Course Dessert
Cuisine American
Prep Time 30 minutes
Cook Time 1 hour
Total Time 1 hour 30 minutes
Servings 12 people
Author we are all magic

Ingredients

For the cake:

  • 3 sticks Butter 340g
  • 3 cups Sugar
  • 5 Eggs
  • Juice & Zest of 1 Lime
  • 3 cups All-Purpose Flour
  • 1 cup Tonic Water

For the gin syrup:

  • 1 cup Sugar
  • 3/4 cup Water
  • 1 handful Juniper Berries
  • 1/4 cup Gin You can adjust this quantity to taste.

Instructions

For the cake:

  1. Preheat oven to 325F/160C and grease and flour a 10 cup Bundt pan.

  2. Cream butter and sugar until light and fluffy.

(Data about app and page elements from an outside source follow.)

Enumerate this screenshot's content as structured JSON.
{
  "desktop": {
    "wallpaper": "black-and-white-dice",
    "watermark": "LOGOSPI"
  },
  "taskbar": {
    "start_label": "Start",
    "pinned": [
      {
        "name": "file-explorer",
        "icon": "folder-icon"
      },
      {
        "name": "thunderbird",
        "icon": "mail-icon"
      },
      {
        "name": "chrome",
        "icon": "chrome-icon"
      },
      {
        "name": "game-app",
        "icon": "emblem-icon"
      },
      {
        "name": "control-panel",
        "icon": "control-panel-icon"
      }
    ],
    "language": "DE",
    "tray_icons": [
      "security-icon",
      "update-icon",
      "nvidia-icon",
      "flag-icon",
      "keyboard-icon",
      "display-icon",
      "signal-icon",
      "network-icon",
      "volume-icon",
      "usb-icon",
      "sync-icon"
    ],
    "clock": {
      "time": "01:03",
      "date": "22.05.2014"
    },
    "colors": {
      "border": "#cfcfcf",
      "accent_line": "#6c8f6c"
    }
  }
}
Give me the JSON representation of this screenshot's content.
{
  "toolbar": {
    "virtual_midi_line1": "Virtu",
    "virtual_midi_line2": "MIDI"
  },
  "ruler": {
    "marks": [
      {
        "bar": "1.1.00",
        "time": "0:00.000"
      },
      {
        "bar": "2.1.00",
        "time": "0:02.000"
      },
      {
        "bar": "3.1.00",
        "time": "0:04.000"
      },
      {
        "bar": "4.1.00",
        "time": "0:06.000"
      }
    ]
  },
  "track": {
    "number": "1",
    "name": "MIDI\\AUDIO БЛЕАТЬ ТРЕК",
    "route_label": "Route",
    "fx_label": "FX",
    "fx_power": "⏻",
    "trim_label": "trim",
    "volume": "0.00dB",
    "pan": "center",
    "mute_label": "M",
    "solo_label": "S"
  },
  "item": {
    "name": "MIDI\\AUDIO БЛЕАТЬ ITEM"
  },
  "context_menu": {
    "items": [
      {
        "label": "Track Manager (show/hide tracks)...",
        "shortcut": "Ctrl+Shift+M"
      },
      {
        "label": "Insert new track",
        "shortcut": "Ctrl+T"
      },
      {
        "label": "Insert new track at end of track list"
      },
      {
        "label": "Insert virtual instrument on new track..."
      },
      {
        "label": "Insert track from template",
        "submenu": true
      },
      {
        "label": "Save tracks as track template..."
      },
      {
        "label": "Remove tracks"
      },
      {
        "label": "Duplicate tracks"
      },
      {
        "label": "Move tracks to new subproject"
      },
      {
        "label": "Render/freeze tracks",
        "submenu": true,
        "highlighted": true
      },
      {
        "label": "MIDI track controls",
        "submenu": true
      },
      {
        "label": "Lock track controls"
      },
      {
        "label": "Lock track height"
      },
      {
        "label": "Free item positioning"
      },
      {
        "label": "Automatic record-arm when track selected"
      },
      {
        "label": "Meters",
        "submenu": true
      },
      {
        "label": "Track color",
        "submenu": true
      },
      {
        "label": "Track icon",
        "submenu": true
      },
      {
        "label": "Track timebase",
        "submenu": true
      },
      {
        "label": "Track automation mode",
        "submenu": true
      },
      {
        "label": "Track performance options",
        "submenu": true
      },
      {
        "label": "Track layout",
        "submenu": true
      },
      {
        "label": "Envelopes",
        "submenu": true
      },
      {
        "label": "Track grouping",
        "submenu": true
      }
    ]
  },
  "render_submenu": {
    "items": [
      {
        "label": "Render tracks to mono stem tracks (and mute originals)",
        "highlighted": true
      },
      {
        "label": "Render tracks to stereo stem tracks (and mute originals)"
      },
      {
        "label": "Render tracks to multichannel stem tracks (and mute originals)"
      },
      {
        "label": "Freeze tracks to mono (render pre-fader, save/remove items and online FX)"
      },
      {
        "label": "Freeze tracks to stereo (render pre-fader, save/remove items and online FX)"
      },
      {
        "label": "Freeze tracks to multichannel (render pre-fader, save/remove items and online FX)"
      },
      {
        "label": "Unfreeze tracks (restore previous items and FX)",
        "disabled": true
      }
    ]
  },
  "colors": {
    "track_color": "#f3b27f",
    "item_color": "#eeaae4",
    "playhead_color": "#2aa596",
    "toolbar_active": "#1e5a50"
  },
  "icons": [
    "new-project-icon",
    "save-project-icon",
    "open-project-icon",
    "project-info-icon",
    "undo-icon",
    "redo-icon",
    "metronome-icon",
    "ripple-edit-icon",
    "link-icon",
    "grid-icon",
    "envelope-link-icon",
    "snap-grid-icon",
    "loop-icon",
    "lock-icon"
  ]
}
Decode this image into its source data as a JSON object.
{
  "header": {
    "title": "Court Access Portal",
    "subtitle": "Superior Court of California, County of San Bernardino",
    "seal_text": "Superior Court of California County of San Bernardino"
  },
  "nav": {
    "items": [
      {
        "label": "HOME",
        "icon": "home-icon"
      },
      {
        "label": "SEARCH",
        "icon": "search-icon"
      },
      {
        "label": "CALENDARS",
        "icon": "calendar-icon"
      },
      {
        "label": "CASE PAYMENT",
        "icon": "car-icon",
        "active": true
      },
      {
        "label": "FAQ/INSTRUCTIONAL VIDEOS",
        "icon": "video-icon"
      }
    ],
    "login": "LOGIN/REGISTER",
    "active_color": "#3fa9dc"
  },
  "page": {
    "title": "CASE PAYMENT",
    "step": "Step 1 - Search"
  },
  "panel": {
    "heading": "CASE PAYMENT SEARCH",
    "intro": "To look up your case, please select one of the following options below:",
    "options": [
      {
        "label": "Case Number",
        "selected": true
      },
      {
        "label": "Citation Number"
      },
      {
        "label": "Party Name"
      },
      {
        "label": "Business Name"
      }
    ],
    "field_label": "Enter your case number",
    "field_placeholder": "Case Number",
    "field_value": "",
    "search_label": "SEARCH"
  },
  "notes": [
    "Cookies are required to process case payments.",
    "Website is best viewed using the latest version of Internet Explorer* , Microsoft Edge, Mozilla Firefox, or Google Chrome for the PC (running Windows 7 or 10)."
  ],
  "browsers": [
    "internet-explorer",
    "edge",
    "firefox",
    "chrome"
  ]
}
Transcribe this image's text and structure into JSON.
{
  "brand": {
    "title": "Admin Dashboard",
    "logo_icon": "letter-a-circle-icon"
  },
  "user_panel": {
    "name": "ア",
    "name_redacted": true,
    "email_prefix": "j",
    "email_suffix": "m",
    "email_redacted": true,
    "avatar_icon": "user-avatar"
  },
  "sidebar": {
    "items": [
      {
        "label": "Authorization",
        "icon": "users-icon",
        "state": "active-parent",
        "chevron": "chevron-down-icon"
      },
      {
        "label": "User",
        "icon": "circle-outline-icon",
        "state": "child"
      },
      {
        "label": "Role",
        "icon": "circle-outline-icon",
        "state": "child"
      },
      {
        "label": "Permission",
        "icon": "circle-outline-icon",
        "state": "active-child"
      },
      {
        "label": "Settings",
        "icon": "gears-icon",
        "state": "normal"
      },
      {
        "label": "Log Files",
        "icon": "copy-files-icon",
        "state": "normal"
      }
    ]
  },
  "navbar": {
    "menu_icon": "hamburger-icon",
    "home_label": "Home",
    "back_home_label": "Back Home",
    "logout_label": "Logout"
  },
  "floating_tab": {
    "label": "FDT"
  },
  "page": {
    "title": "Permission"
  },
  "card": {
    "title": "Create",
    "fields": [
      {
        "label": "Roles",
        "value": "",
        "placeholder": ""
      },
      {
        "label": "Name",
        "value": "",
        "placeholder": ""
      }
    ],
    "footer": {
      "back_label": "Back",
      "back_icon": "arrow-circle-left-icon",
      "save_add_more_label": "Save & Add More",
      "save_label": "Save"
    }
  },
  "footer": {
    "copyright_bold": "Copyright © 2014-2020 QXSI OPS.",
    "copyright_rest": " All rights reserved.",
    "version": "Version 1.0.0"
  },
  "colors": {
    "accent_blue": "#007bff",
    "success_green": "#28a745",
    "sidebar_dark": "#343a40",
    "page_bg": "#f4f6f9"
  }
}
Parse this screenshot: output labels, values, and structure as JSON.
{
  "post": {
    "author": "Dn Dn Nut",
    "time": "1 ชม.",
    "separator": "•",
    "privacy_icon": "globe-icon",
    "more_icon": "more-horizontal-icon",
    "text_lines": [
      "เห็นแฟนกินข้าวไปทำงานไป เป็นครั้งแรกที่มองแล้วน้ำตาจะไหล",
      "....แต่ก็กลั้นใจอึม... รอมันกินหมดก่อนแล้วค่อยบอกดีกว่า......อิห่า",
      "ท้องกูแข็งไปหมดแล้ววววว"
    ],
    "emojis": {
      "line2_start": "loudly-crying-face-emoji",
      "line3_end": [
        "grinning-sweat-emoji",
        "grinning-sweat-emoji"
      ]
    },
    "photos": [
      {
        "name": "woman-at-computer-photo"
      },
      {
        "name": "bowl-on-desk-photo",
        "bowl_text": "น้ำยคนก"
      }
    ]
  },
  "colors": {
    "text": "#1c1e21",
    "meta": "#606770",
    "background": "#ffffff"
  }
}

About 5 minutes.

  3. Add eggs one at a time mixing well between each egg.

  4. Add lime juice and zest and mix well.

  5. Add flour one cup at a time mixing between each cup.

  6. Add tonic water and mix well scraping down the sides of the bowl as you mix.

  7. Pour batter into prepared tube pan and bake for 1 hour to 1 hour and 10 minutes until cake is not jiggly and a toothpick or cake tester comes out clean.

  8. Remove cake form oven and allow to cool for 5 minutes and then invert pan and allow cake to cool completely on a wire rack.

For the gin syrup:

  1. Combine sugar, water, and juniper berries in a small saucepan and bring to a simmer over medium heat.

  2. Lower heat to low and simmer for 6 minutes.

  3. Remove from heat and allow to cool completely.

  4. Mix gin into cool syrup.

To serve:

  1. Cut a slice of cake and put it on your favorite plate and drizzle a ton of tasty gin syrup over your slice and enjoy!